(Saved data entries)
——

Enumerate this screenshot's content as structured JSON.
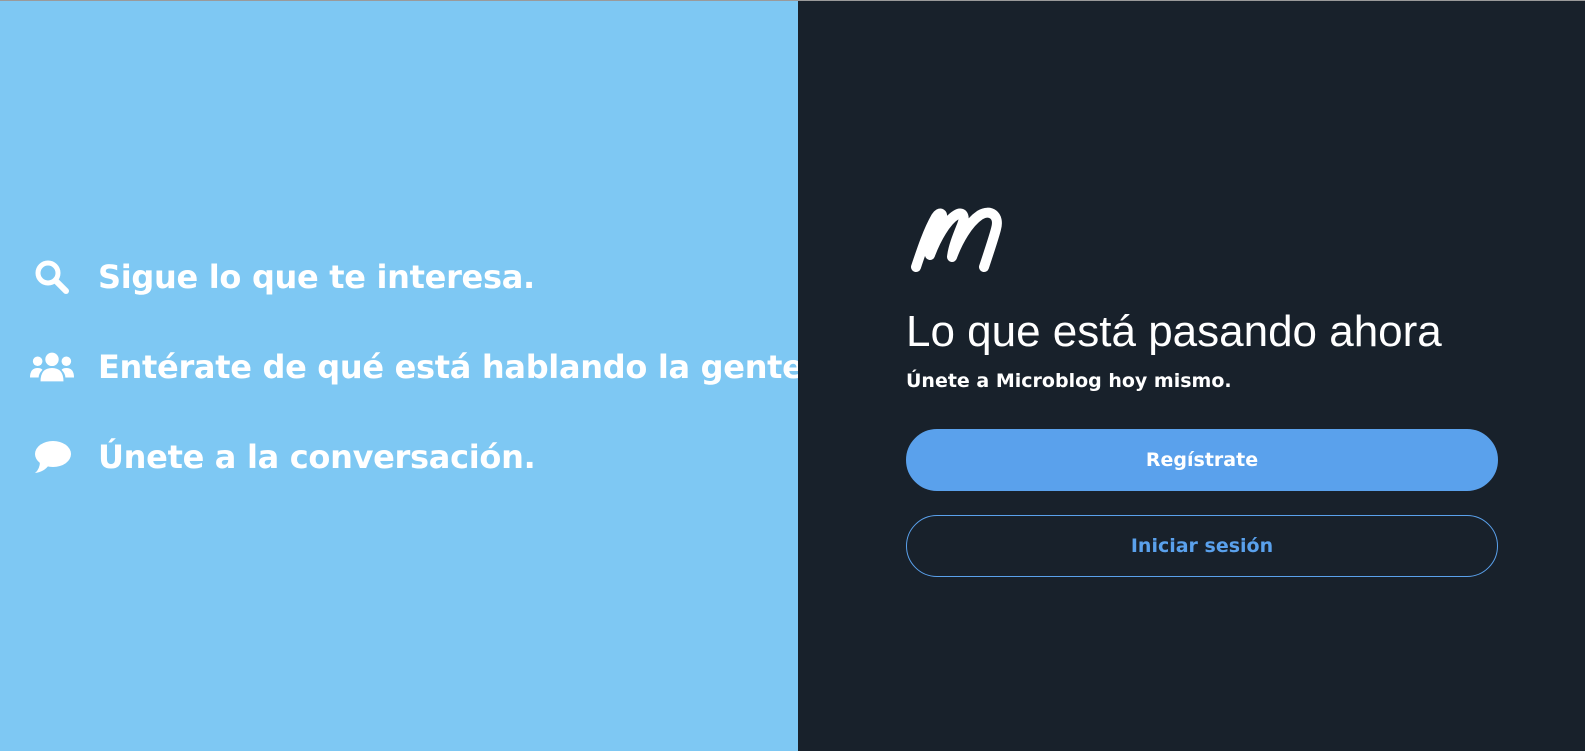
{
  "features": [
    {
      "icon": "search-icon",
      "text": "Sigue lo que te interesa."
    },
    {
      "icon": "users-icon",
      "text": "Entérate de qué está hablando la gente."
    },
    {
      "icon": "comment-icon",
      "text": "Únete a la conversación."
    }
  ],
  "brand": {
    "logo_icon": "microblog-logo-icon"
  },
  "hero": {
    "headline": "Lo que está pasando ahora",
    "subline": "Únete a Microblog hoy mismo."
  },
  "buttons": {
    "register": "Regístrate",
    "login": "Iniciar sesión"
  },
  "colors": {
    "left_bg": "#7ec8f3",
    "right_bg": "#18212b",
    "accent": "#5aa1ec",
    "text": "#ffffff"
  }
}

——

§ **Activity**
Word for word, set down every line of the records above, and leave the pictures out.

§ **Answer area**
Enumerate this screenshot's content as structured JSON.
{
  "features": [
    {
      "icon": "search-icon",
      "text": "Sigue lo que te interesa."
    },
    {
      "icon": "users-icon",
      "text": "Entérate de qué está hablando la gente."
    },
    {
      "icon": "comment-icon",
      "text": "Únete a la conversación."
    }
  ],
  "brand": {
    "logo_icon": "microblog-logo-icon"
  },
  "hero": {
    "headline": "Lo que está pasando ahora",
    "subline": "Únete a Microblog hoy mismo."
  },
  "buttons": {
    "register": "Regístrate",
    "login": "Iniciar sesión"
  },
  "colors": {
    "left_bg": "#7ec8f3",
    "right_bg": "#18212b",
    "accent": "#5aa1ec",
    "text": "#ffffff"
  }
}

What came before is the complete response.